--- Exercise brief ---
The expected output is each entry, given again exactly.

--- Material shown ---
----

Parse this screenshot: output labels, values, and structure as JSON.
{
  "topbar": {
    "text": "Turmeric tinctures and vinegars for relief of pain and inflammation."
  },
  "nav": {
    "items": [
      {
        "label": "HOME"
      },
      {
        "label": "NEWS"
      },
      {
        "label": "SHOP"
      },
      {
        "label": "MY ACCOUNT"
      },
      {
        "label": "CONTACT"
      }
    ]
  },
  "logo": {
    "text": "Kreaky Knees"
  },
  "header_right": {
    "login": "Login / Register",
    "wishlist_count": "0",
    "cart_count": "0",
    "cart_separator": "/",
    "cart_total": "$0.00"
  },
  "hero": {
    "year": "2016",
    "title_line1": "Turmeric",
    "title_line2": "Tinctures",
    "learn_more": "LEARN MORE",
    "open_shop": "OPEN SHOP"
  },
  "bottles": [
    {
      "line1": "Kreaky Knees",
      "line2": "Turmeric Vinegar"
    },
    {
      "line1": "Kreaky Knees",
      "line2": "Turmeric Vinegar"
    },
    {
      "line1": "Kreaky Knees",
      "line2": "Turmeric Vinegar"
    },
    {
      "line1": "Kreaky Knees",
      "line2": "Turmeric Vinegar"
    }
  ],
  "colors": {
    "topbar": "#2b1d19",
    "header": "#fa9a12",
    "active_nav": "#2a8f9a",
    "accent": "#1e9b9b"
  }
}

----

--- Result of the task ---
Parse this screenshot: output labels, values, and structure as JSON.
{
  "topbar": {
    "text": "Turmeric tinctures and vinegars for relief of pain and inflammation."
  },
  "nav": {
    "items": [
      {
        "label": "HOME"
      },
      {
        "label": "NEWS"
      },
      {
        "label": "SHOP"
      },
      {
        "label": "MY ACCOUNT"
      },
      {
        "label": "CONTACT"
      }
    ]
  },
  "logo": {
    "text": "Kreaky Knees"
  },
  "header_right": {
    "login": "Login / Register",
    "wishlist_count": "0",
    "cart_count": "0",
    "cart_separator": "/",
    "cart_total": "$0.00"
  },
  "hero": {
    "year": "2016",
    "title_line1": "Turmeric",
    "title_line2": "Tinctures",
    "learn_more": "LEARN MORE",
    "open_shop": "OPEN SHOP"
  },
  "bottles": [
    {
      "line1": "Kreaky Knees",
      "line2": "Turmeric Vinegar"
    },
    {
      "line1": "Kreaky Knees",
      "line2": "Turmeric Vinegar"
    },
    {
      "line1": "Kreaky Knees",
      "line2": "Turmeric Vinegar"
    },
    {
      "line1": "Kreaky Knees",
      "line2": "Turmeric Vinegar"
    }
  ],
  "colors": {
    "topbar": "#2b1d19",
    "header": "#fa9a12",
    "active_nav": "#2a8f9a",
    "accent": "#1e9b9b"
  }
}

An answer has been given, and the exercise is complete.